David Cameron must unlock the spirit of his postwar predecessors to get the housing market back on track. 

In the 1955 election, Anthony Eden described turning Britain into a “property-owning democracy” as his – and by extension, the Conservative Party’s – overarching mission.

60 years later, what’s changed? Then, as now, an Old Etonian sits in Downing Street. Then, as now, Labour are badly riven between left and right, with their last stay in government widely believed – by their activists at least – to have been a disappointment. Then as now, few commentators seriously believe the Tories will be out of power any time soon.

But as for a property-owning democracy? That’s going less well.

When Eden won in 1955, around a third of people owned their own homes. By the time the Conservative government gave way to Harold Wilson in 1964, 42 per cent of households were owner-occupiers.

That kicked off a long period – from the mid-50s right until the fall of the Berlin Wall – in which home ownership increased, before staying roughly flat at 70 per cent of the population from 1991 to 2001.

But over the course of the next decade, for the first time in over a hundred years, the proportion of owner-occupiers went to into reverse. Just 64 percent of households were owner-occupier in 2011. No-one seriously believes that number will have gone anywhere other than down by the time of the next census in 2021. Most troublingly, in London – which, for the most part, gives us a fairly accurate idea of what the demographics of Britain as a whole will be in 30 years’ time – more than half of households are now renters.

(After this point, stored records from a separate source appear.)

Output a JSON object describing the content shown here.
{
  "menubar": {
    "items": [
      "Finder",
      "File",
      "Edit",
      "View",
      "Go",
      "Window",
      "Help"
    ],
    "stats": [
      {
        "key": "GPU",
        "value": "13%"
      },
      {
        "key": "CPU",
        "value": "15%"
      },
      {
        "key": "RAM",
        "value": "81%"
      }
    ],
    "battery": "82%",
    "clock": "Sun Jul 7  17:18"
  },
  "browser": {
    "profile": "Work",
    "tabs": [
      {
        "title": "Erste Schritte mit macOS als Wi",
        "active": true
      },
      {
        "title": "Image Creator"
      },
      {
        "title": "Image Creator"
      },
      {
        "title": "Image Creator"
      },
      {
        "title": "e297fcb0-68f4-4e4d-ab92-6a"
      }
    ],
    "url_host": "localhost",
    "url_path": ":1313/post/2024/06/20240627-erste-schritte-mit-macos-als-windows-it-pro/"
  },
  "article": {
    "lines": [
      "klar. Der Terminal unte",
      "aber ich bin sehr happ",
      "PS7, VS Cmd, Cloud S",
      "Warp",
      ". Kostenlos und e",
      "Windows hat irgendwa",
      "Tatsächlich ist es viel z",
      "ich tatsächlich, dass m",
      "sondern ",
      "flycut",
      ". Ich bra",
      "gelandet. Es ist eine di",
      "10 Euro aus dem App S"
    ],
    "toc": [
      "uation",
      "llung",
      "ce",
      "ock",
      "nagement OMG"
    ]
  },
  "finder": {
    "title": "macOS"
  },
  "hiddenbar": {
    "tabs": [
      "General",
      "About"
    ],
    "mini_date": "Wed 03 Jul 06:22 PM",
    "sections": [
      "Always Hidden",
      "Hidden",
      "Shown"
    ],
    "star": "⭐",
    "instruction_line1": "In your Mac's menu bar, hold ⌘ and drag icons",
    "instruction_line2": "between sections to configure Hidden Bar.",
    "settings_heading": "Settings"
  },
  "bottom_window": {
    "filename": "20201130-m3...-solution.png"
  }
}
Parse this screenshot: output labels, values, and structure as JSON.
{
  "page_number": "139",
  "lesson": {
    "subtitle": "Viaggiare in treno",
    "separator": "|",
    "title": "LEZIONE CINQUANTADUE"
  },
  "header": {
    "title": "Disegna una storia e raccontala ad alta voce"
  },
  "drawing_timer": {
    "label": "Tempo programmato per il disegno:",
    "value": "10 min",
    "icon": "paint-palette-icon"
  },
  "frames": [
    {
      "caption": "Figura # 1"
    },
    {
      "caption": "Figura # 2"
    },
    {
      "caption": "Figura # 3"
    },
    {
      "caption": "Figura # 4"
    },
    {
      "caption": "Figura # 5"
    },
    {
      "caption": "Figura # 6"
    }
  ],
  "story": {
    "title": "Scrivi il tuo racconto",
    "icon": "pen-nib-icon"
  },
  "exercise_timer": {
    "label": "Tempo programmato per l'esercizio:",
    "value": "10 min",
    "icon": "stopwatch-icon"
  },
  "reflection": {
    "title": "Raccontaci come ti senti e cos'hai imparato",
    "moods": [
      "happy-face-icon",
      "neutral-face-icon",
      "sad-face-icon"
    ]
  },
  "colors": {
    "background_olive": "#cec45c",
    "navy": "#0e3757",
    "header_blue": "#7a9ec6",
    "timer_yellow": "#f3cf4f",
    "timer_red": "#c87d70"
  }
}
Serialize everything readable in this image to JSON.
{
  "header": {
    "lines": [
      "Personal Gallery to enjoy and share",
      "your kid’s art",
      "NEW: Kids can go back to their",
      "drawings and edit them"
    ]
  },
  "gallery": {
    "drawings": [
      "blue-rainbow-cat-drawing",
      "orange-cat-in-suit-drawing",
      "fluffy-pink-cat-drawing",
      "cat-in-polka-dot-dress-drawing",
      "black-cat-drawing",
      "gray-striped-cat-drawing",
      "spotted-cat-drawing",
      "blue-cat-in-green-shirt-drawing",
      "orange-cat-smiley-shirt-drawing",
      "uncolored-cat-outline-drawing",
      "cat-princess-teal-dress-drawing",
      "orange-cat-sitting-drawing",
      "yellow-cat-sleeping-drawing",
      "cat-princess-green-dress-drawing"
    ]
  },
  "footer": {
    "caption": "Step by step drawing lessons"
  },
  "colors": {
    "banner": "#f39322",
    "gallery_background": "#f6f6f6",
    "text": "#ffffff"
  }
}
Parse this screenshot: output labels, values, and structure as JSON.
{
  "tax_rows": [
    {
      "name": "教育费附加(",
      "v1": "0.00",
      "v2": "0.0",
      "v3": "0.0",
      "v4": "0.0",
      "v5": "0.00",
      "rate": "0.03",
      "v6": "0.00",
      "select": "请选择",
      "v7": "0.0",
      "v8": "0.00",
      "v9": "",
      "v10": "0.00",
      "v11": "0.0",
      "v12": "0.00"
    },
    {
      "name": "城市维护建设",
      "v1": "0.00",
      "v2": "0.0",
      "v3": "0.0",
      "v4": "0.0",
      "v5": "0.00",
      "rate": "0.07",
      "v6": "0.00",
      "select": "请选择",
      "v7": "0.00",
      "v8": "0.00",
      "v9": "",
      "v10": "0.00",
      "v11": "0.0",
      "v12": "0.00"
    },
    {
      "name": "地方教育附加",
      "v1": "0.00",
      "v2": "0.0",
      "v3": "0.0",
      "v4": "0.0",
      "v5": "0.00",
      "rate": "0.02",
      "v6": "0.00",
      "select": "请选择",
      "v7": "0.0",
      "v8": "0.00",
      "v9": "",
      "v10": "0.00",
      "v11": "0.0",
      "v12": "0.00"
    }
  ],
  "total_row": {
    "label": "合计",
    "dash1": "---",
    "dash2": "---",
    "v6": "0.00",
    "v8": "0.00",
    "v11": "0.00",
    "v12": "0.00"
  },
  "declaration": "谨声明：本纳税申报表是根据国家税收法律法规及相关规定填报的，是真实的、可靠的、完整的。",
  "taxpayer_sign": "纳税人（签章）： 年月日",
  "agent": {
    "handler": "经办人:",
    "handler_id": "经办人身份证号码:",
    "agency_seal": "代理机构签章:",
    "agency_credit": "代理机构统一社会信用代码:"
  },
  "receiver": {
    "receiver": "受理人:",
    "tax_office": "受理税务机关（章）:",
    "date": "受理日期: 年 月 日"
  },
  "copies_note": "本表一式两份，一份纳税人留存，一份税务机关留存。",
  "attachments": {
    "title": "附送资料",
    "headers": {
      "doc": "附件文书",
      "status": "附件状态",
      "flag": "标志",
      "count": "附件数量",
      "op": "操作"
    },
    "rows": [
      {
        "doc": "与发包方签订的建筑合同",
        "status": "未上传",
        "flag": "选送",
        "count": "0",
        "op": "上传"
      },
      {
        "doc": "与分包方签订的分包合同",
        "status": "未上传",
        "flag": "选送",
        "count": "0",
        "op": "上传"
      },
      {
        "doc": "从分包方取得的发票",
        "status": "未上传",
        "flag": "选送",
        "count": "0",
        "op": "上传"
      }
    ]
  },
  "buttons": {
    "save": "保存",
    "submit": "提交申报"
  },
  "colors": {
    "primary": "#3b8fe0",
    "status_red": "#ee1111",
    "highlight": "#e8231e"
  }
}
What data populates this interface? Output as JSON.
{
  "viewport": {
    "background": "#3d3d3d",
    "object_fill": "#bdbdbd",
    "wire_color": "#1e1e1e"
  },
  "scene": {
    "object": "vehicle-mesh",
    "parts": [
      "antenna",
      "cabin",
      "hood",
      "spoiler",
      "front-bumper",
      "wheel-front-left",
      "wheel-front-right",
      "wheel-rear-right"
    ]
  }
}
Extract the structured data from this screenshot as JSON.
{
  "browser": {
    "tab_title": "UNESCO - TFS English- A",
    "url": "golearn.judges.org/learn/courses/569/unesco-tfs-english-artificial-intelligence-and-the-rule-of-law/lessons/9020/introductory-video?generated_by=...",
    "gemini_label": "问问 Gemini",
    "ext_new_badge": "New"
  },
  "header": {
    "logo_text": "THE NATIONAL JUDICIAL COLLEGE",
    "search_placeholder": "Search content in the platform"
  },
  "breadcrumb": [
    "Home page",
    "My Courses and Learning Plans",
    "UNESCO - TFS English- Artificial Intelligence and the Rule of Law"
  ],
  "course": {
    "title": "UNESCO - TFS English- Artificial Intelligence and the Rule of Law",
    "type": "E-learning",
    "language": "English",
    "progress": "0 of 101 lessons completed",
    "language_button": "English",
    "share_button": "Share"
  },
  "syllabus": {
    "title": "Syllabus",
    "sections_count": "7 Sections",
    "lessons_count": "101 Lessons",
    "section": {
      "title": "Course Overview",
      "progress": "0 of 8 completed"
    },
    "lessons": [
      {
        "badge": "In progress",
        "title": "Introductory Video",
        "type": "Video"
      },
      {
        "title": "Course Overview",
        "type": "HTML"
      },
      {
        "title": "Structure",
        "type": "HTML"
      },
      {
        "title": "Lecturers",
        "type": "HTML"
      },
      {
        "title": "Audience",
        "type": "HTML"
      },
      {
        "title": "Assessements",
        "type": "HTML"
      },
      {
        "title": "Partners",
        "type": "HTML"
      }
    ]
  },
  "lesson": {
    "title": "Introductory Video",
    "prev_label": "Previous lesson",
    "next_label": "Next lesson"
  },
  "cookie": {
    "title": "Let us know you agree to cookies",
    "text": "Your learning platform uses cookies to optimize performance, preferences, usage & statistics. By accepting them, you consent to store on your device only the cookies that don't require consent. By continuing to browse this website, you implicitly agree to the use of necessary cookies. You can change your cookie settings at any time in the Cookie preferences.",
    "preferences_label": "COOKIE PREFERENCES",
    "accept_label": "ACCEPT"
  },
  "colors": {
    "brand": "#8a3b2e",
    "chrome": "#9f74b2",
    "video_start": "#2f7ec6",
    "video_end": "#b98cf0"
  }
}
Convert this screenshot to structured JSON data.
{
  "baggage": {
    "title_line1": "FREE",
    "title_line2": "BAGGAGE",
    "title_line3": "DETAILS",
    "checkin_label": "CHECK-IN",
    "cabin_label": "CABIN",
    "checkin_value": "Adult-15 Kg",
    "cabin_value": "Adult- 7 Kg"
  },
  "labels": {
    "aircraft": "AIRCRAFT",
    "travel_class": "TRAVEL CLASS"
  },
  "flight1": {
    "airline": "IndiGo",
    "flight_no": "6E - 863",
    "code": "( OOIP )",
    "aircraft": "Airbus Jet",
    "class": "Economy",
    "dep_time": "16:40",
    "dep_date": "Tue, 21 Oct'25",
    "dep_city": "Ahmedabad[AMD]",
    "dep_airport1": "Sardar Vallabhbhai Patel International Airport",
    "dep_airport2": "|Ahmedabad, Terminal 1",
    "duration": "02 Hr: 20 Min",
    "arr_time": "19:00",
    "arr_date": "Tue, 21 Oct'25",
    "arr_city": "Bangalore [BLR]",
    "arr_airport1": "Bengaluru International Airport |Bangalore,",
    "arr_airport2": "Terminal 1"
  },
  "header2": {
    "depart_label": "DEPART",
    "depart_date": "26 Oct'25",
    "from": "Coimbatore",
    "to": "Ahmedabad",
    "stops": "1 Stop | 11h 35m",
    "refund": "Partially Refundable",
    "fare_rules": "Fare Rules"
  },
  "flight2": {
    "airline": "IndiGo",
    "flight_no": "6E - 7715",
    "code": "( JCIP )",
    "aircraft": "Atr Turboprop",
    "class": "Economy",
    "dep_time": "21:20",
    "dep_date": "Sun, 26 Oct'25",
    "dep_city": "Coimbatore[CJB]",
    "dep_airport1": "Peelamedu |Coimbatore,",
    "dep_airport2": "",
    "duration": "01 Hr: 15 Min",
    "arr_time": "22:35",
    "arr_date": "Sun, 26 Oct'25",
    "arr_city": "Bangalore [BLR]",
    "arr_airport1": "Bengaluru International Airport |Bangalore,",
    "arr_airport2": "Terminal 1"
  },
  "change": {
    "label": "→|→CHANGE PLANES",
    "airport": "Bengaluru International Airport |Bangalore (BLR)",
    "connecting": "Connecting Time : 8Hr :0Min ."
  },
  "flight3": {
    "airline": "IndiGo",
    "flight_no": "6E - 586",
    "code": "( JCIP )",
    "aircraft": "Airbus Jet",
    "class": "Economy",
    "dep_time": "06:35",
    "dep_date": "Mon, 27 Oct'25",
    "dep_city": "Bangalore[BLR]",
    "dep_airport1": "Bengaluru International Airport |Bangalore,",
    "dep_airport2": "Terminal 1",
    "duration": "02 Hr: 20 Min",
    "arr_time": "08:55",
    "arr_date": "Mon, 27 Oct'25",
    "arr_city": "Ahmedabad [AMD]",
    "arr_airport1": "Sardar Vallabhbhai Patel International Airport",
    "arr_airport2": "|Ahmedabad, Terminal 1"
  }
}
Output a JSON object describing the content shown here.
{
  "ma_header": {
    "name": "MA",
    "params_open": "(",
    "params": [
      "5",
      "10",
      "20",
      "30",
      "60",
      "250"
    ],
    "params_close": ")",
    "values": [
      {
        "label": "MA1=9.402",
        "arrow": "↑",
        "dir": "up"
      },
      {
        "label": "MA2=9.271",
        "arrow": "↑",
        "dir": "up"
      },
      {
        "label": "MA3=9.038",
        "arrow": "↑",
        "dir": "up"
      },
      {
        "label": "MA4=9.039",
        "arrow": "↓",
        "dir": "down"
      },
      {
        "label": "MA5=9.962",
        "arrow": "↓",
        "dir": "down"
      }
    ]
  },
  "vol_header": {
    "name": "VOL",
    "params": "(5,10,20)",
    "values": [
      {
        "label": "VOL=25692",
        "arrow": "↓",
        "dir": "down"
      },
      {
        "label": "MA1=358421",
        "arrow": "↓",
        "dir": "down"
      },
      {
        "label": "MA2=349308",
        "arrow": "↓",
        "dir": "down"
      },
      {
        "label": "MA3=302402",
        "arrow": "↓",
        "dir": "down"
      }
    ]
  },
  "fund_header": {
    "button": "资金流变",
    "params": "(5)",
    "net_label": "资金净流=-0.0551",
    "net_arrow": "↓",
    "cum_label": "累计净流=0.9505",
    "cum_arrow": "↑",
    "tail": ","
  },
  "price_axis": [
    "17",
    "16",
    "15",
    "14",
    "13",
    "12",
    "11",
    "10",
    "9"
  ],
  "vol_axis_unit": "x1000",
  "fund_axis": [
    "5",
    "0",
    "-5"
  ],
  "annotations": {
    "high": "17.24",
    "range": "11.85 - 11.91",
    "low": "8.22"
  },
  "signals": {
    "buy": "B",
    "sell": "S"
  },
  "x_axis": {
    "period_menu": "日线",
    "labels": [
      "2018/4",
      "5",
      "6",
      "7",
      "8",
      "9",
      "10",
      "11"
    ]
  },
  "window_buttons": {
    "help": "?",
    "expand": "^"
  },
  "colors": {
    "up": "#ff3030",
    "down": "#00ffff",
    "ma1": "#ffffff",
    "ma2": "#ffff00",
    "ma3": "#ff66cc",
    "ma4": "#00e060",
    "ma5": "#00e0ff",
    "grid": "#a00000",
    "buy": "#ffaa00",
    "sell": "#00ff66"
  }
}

What’s gone wrong?

In short, property prices have shot out of reach of increasing numbers of people. The British housing market increasingly gets a failing grade at “Social Contract 101”: could someone, without a backstop of parental or family capital, entering the workforce today, working full-time, seriously hope to retire in 50 years in their own home with their mortgage paid off?

It’s useful to compare and contrast the policy levers of those two Old Etonians, Eden and Cameron. Cameron, so far, has favoured demand-side solutions: Help to Buy and the new Help to Buy ISA.

To take the second, newer of those two policy innovations first: the Help to Buy ISA. Does it work?

Well, if you are a pre-existing saver – you can’t use the Help to Buy ISA for another tax year. And you have to stop putting money into any existing ISAs. So anyone putting a little aside at the moment – not going to feel the benefit of a Help to Buy ISA.

And anyone solely reliant on a Help to Buy ISA – the most you can benefit from, if you are single, it is an extra three grand from the government. This is not going to shift any houses any time soon.

What it is is a bung for the only working-age demographic to have done well out of the Coalition: dual-earner couples with no children earning above average income.

What about Help to Buy itself? At the margins, Help to Buy is helping some people achieve completions – while driving up the big disincentive to home ownership in the shape of prices – and creating sub-prime style risks for the taxpayer in future.

Eden, in contrast, preferred supply-side policies: his government, like every peacetime government from Baldwin until Thatcher’s it was a housebuilding government.

Why are house prices so high? Because there aren’t enough of them. The sector is over-regulated, underprovided, there isn’t enough housing either for social lets or for buyers. And until today’s Conservatives rediscover the spirit of Eden, that is unlikely to change.

I was at a Conservative party fringe (I was on the far left, both in terms of seating and politics).This is what I said, minus the ums, the ahs, and the moment my screensaver kicked in.

Stephen Bush is editor of the Staggers, the New Statesman’s political blog.